Blackburn predicts that BCarbon transactions will hit millions of tons per year, while TCX likely will be more in the hundreds or thousands of tons. “To the extent there will be a big impact, it will be through BCarbon,” he said. “But individuals gain access through the exchange.”
Another player, Soil Value Exchange, provides investors with soil carbon storage certificates for each ton of carbon dioxide stored in soils via regenerative practices such as AMP. Landowners who join this exchange receive support in transitioning to those practices, free soil carbon measurements and the chance to be paid for soil carbon storage. The organization, which uses BCarbon’s independent verification and certification requirements, sold its first certificates to Shopify in September 2020 and additional ones to Marathon Oil in January 2021.
A need for accountability
Bossio stresses that any program to incentivize soil carbon storage must have the highest level of accountability. “I’m excited by all the innovation, but confused by the plethora of different initiatives. No matter who is paying whom for what, we need to keep an eye on the rigor of the accounting.” A key element of monitoring and verification is field testing.

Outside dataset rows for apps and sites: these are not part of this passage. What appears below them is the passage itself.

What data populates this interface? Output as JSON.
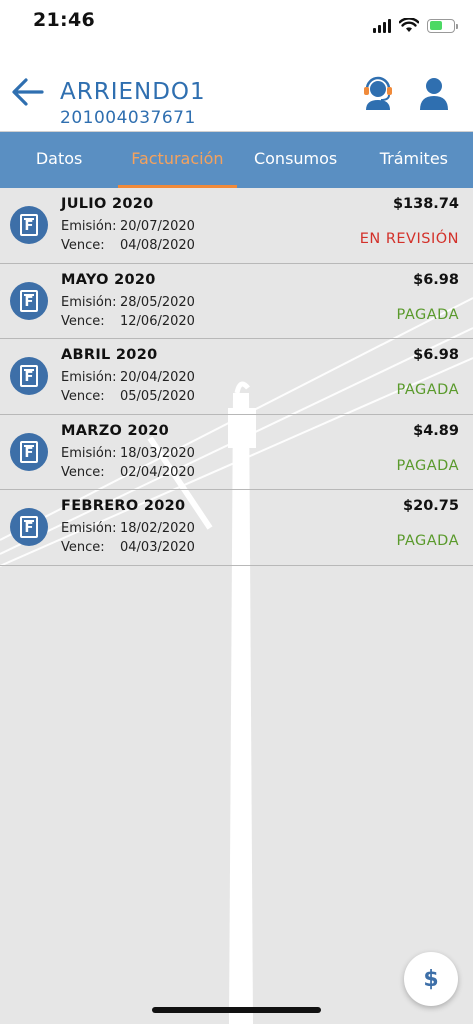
{
  "status_bar": {
    "time": "21:46",
    "battery_level": 0.55,
    "icons": [
      "signal-icon",
      "wifi-icon",
      "battery-charging-icon"
    ]
  },
  "header": {
    "account_name": "ARRIENDO1",
    "account_number": "201004037671",
    "back_icon": "back-arrow-icon",
    "support_icon": "support-agent-icon",
    "profile_icon": "user-icon"
  },
  "tabs": [
    {
      "label": "Datos",
      "active": false
    },
    {
      "label": "Facturación",
      "active": true
    },
    {
      "label": "Consumos",
      "active": false
    },
    {
      "label": "Trámites",
      "active": false
    }
  ],
  "invoices": [
    {
      "month": "JULIO 2020",
      "emision_label": "Emisión:",
      "emision": "20/07/2020",
      "vence_label": "Vence:",
      "vence": "04/08/2020",
      "amount": "$138.74",
      "status": "EN REVISIÓN",
      "status_type": "review"
    },
    {
      "month": "MAYO 2020",
      "emision_label": "Emisión:",
      "emision": "28/05/2020",
      "vence_label": "Vence:",
      "vence": "12/06/2020",
      "amount": "$6.98",
      "status": "PAGADA",
      "status_type": "paid"
    },
    {
      "month": "ABRIL 2020",
      "emision_label": "Emisión:",
      "emision": "20/04/2020",
      "vence_label": "Vence:",
      "vence": "05/05/2020",
      "amount": "$6.98",
      "status": "PAGADA",
      "status_type": "paid"
    },
    {
      "month": "MARZO 2020",
      "emision_label": "Emisión:",
      "emision": "18/03/2020",
      "vence_label": "Vence:",
      "vence": "02/04/2020",
      "amount": "$4.89",
      "status": "PAGADA",
      "status_type": "paid"
    },
    {
      "month": "FEBRERO 2020",
      "emision_label": "Emisión:",
      "emision": "18/02/2020",
      "vence_label": "Vence:",
      "vence": "04/03/2020",
      "amount": "$20.75",
      "status": "PAGADA",
      "status_type": "paid"
    }
  ],
  "invoice_icon": {
    "name": "invoice-document-icon",
    "letter": "F"
  },
  "fab": {
    "label": "$",
    "icon": "pay-dollar-icon"
  },
  "colors": {
    "brand_blue": "#2f6fb0",
    "tab_bar": "#5a8fc2",
    "tab_active": "#f08a3a",
    "paid": "#5a9a2c",
    "review": "#d3312a"
  }
}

That assertion is backed by a recent study reporting that 80 percent of projects commercializing carbon capture and sequestration technology have failed. The researchers examined 12 attributes important in determining a project’s success and found credibility of revenues and incentives among the most important.
Such credibility is largely a function of public policy, which is shifting more toward natural climate solutions, including soil carbon storage. The Growing Climate Solutions Act, introduced in July 2020 (H.R.7393 and S. 3894), would have the Department of Agriculture certify the carbon dioxide naturally pulled from the atmosphere by crops and trees. The legislation was the subject of hearings in the Senate Agriculture, Nutrition and Forestry Committee. (No representatives or senators from Texas co-sponsored either version.)
President Joe Biden endorsed the idea early on in his campaign, and mentioned it specifically in his Jan. 27, 2021, Executive Order on Tackling the Climate Crisis at Home and Abroad. A 2021 transition memo from the USDA’s Climate 21 project recommended establishing a Carbon Bank using the existing federal Commodity Credit Corporation to finance climate-smart land management. The bank would buy credits from farmers who employ sustainable agricultural methods, such as planting off-season cover crops, thus helping to move agriculture toward net-zero emissions and creating new income sources for farmers.
The report also notes that existing Farm Bill conservation programs, such as the Conservation Reserve Program, could be used to finance climate-smart practices. Farmers enrolled in that program agree to take environmentally sensitive land out of production and plant species that improve environmental health and quality.
Bossio stresses that while soil carbon storage has a lot of potential, it should be just one of many tools in the tool box for fighting climate disruption.
“We know what to do; let’s just get going,” she said. “But we should never say soil instead of forest, or soil instead of reducing emissions. Soil can especially help in the near term, but that doesn’t mean we don’t have to change our fossil fuel dependence. We don’t intend it to take the place of larger steps or be an excuse for bad behavior. It is not either/or, it is and/and.”
In the case of TCX, that means carbon offset for individuals or businesses and a source of income for landowners. “The exchange is pretty new,” Broussard says. “But so far, the program makes a lot of sense.”
Melissa Gaskill, an independent journalist in Austin, is a contributing editor of Texas Climate News.